I like to bike. Can I bike?
We love to bike, too! Bend is a bike friendly city and you’ll find plentiful bike lanes and access all around town. We have several districts that are accessible completely by foot, once you’ve parked your bike. The Old Mill, Downtown, and the Box Factory are all great shopping and dining districts that can be traversed by foot; a highly recommended option when enjoying Bend’s brewery scene.
Any public transportation around here?
Sure! Catch the bus around town with info at cascadeseasttransit.com. Catch a shuttle to Mount Bachelor via Navigate Oregon, Cascades East Transit and local resorts. Check out cobreeze.com for rides to Portland, Madras and more.
While we’re talking about transpo, a friendly reminder to please stay out of our jails.
The beer in town is incredible (we know), but there is no excuse to drink and drive.
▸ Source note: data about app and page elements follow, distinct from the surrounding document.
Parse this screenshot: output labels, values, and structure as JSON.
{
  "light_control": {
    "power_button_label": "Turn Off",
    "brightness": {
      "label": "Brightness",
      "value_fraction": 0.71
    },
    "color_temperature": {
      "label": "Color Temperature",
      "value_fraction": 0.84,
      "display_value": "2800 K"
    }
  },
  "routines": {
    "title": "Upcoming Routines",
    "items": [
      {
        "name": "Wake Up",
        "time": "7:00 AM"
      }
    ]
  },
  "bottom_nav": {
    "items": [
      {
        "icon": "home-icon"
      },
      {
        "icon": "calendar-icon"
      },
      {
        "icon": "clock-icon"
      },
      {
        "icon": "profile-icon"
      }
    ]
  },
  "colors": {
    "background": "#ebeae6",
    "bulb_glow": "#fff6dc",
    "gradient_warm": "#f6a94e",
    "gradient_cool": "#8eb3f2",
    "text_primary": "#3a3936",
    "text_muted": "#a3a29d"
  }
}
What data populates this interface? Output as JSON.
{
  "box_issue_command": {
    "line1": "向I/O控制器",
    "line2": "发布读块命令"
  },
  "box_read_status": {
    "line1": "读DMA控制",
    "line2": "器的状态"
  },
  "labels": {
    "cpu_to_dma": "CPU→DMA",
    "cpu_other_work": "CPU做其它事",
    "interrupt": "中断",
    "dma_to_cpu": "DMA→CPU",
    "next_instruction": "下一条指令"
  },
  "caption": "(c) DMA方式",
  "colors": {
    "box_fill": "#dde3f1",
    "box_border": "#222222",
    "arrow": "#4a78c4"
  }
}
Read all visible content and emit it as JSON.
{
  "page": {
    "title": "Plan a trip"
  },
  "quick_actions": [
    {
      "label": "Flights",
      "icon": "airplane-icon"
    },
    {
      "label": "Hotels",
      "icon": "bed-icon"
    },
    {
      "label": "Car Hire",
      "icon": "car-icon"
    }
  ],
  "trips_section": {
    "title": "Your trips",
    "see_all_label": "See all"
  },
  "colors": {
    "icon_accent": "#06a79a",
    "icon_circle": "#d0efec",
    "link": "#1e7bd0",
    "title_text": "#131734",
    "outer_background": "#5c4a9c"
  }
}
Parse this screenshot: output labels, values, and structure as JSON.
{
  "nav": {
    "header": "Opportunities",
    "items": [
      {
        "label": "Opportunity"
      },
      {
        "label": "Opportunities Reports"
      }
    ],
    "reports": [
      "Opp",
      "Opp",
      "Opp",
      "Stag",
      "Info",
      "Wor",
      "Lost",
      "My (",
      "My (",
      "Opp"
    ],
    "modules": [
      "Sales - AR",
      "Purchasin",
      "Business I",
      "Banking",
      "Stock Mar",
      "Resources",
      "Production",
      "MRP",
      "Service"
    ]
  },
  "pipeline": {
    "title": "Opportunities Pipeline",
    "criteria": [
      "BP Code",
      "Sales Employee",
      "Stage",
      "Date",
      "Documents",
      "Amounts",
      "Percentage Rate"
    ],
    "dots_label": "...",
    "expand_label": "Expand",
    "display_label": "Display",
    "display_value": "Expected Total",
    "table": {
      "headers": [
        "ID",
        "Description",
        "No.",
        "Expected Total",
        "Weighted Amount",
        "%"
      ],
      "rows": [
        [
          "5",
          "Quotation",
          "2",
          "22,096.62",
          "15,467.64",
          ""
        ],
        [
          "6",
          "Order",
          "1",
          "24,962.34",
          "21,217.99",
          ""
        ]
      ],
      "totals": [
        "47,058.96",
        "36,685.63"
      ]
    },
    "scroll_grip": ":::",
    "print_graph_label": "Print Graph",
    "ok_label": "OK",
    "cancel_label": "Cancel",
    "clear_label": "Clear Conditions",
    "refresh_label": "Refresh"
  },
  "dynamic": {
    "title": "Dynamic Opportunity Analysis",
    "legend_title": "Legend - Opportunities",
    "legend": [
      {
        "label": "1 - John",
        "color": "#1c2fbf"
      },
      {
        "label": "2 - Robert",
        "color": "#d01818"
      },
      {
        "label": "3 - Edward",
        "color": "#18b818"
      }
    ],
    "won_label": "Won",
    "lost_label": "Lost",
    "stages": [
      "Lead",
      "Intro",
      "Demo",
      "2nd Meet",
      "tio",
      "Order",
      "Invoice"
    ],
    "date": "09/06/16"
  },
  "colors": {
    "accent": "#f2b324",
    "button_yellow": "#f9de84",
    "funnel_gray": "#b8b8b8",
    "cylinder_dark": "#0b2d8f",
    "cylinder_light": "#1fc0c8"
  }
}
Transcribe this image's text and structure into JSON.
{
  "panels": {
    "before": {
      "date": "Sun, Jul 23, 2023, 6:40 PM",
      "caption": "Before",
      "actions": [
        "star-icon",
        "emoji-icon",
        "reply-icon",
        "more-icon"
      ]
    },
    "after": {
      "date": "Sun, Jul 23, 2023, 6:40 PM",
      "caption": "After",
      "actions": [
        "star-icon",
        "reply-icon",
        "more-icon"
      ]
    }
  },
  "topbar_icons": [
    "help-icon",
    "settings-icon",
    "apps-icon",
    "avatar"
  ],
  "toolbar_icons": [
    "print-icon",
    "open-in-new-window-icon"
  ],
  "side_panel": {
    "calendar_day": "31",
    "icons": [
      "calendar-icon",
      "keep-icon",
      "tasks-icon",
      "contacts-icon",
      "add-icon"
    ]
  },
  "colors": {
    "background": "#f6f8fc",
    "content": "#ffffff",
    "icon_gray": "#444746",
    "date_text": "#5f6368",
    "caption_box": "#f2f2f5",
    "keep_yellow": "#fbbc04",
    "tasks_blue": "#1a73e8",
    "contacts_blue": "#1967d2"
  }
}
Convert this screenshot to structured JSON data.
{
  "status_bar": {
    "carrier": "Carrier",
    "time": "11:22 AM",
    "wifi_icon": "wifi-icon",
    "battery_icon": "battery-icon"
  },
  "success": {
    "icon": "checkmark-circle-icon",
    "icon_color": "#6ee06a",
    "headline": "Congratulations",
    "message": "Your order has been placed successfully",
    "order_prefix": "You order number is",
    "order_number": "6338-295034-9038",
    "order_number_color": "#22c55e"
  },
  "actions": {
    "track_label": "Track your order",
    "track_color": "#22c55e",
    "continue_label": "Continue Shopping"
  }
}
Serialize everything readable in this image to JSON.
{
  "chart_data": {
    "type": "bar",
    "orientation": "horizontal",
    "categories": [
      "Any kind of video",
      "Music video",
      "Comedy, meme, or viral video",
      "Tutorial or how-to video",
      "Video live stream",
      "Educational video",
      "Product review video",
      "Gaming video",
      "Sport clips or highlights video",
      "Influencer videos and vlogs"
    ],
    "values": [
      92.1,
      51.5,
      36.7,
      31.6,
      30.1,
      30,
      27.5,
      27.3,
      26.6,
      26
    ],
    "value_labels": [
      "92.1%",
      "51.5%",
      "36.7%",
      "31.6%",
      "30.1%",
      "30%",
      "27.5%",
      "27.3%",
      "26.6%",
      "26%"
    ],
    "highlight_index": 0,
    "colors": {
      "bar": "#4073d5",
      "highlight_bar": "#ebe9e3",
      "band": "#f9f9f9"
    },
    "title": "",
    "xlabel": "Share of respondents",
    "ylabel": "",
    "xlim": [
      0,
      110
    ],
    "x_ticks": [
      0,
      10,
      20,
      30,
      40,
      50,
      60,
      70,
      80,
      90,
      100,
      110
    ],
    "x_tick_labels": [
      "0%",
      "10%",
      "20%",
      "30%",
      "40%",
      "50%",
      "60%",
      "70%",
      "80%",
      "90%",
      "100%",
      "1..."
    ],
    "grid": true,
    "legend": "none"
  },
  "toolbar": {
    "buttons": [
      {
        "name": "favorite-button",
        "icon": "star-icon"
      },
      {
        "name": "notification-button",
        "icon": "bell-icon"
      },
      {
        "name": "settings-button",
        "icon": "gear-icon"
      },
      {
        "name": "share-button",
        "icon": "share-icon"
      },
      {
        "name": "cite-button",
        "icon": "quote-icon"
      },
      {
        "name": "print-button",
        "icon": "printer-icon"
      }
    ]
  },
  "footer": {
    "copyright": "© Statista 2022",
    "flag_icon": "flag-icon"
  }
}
Yes, the cannabis here is legal for those over 21, but public consumption is a no-no. And just like with the booze, consuming weed before driving is no bueno. Bend has Uber, Lyft, multiple taxi services and even a randomly appearing party barge that drives through downtown and the Box Factory, completely for free. Be a smart kid, please.
Okay, I’m hungry. Where do I eat?
So many choices around here! Find clusters of restaurants and breweries downtown and in the Old Mill District. But don’t be afraid to seek out hidden gems, tucked away on the east side, west side and in NorthWest Crossing. From fine dining to quick bites on the go and everything in between, Bend has great food. Ask a local their favorite and you’re bound to get a different answer every time.
I like to party. I like to get down.
You are in good company. Before the pandemic, there was a festival and celebration in Bend pretty much every weekend. We’re basically that cool friend with the rich parents that everyone wants to host the party. Things are a little mellower events-wise this summer, but a few options remain on the calendar.
The Les Schwab Amphitheater, on the banks of the Deschutes River as it meanders through the historic Old Mill District, just got a remodel to add 1,840 square feet to the stage. Concerts are scheduled throughout the season—grab a ticket and kick back on the expansive lawn with a brew from the beer garden and a bite from the onsite food trucks. Munch & Music is a free concert series hosted in Drake Park that typically features a calmer atmosphere than other fests, as well as artisan craft booths. The first Friday of every month, the local businesses of the Downtown District put up art and serve free drinks to passersby. Around town, farmers markets offer the freshest local goods around. Meandering through these stalls might be one of the best ways to get to know the flavors of Bend and the surrounding area; it is not uncommon to see local chefs perusing the stalls to find fresh ingredients for nightly specials.
I can’t find a food truck.
Oh, you’re a jokester, now, are you? Yes, Bend loves its food trucks. They pop up everywhere, from random parking lots to organized food truck lots to even the base of Mount Bachelor. Here’s your chance to experiment and try the creative solutions for take-out invented by some of our most artisan chefs.
You never told me about the volcano.
Oh, right! Look east from downtown. See that perfectly rounded small peak? That’s Pilot Butte. It’s named that because early settlers used it as a landmark on their overland migration west. It’s a cinder cone, which is a small volcano. One of the only volcanoes inside city limits in the United States, in fact. You can walk right up it if you want. Go ahead—it’s extinct. And the view up there is amazing.
Where can I learn more?
For more modern updates on Bend, look up some of these Instagram accounts to see what locals are talking about: @bendmagazine, @bend0regon, @thebestofbend, @visitbend, and if anyone is in the mood for some local humor, @memesofbend.